1. Creating a timeline of historical events – Students can create locations for events they are studying in a Google Earth project. They can then add more information, photos (both historical and current), videos, and links to other information. One simple example would be a tour of locations visited by Lewis and Clark on their expedition.
2. Visualize the setting of a literary work on on the globe – Especially for stories that take place in specific locations, building a tour project adds context for students. This kind of tour is often called a Google Lit Trip, a concept created by a middle school English teacher. You can find many examples of Lit Trips on his site.
3. In World Languages, use tour to visualize different terms – What are the Spanish words for street, church, and river? The locations used could be in Google Street View to make learning these terms even more concrete.
4. Illustrate different ecological and political regions – In Virginia, students are expected to know the five physical regions of the state, such as the tidewater region and the Piedmont. You can use the drawing tools in Projects to add lines and regions to the “map” of the state.
5. Do the same with climates, vegetation, and animals – In addition to using the drawing tools to show areas, Students can include images and other information in the locations to further demonstrate their understanding.
6. Where did I come from? – For ESL classes, use a Project to show the home towns and countries of the students, include Street View for many countries.

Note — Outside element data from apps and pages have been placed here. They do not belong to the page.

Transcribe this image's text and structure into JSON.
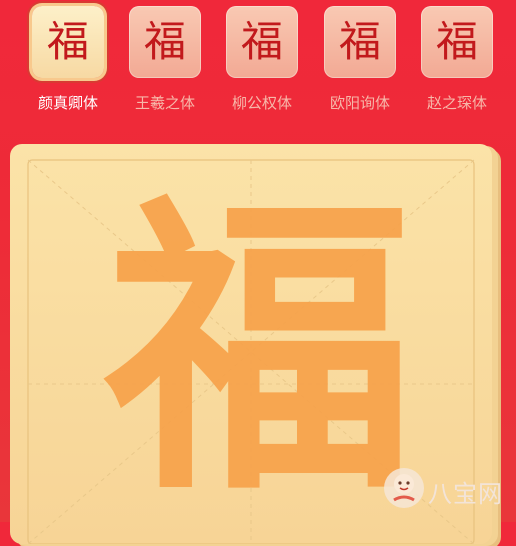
{
  "font_options": [
    {
      "glyph": "福",
      "label": "颜真卿体",
      "selected": true
    },
    {
      "glyph": "福",
      "label": "王羲之体",
      "selected": false
    },
    {
      "glyph": "福",
      "label": "柳公权体",
      "selected": false
    },
    {
      "glyph": "福",
      "label": "欧阳询体",
      "selected": false
    },
    {
      "glyph": "福",
      "label": "赵之琛体",
      "selected": false
    }
  ],
  "canvas": {
    "character": "福"
  },
  "watermark": {
    "text": "八宝网"
  },
  "colors": {
    "background": "#ee2b38",
    "selected_label": "#ffffff",
    "label": "#f7b7a9",
    "glyph": "#c2191c",
    "big_char": "#f7a24a",
    "paper": "#fbe3a8"
  }
}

They can also use the information box for locations to practice their English by writing stories about those places.
7. Where am I going? – Counselors could use a Google Earth Project to show where students plan to attend college or to provide information about schools, scholarships, and other post high school opportunities. An ongoing tour could keep track of alumni long after they’ve graduated.

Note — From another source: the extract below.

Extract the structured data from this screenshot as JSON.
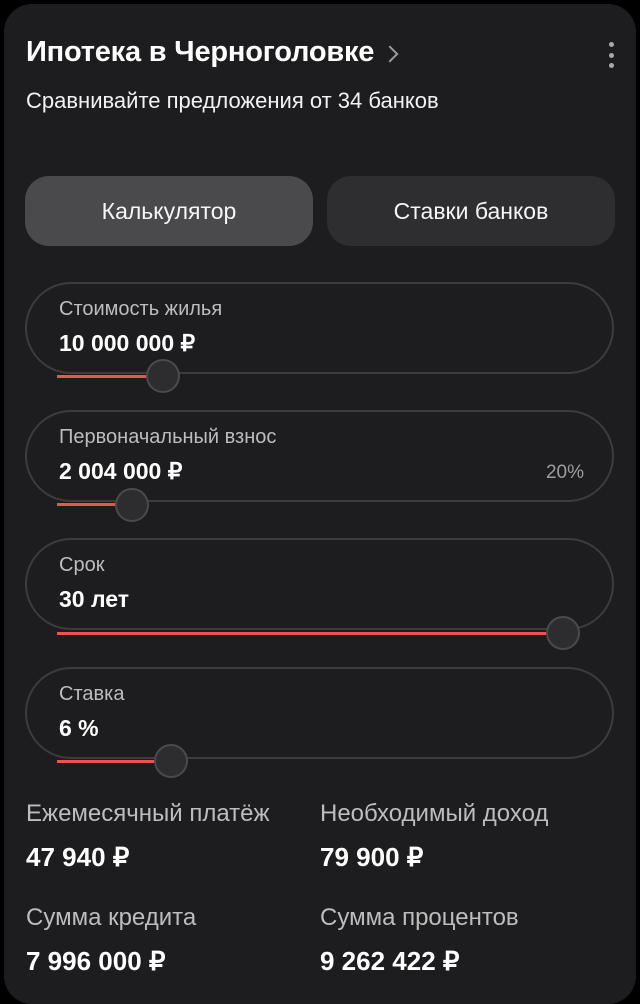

8. Where am I? – Help students learn about their own neighborhood with a tour showing all the important locations. They can even incorporate their own photographs into the information box.
9. Where can I find wifi? – For students without wifi at home, create a Project for the neighborhood showing where they can go to connect outside of school, complete with open and closing times.
10. Calculate distance, area, rate, and time – Using the measurement and directions tools, you can create paths, and then determine how long it will take to travel along them. Use the polygon tools to compare the areas of different countries and regions.
11. Visualize historic events – Use place makers and the drawing tools to build a map for complex events in history. A good example would be a tour showing the division between north and south during the US Civil War, along with markers for the major battles.
12. Artists and musicians – The geography of an area often impacts the local artists. Create Project illustrating where the people being studied worked and include examples of their work in the information box.
13. Map your class activities – Where has our Flat Stanley visited? Who have we done video conferences with? If your class is connecting with the world (or even people in your community or state), you can use a Google Earth Project to keep track of it.
14. Olympic or World Cup locations – In the years when these events take place, help students understand the history and tradition with a Project. The information boxes can be used to illustrate the games and, in the case of the Olympics, keep track of events that come and go.
Got a good idea for using Google Earth Projects? Send it to me. I’ll add it to this list (and give you full credit).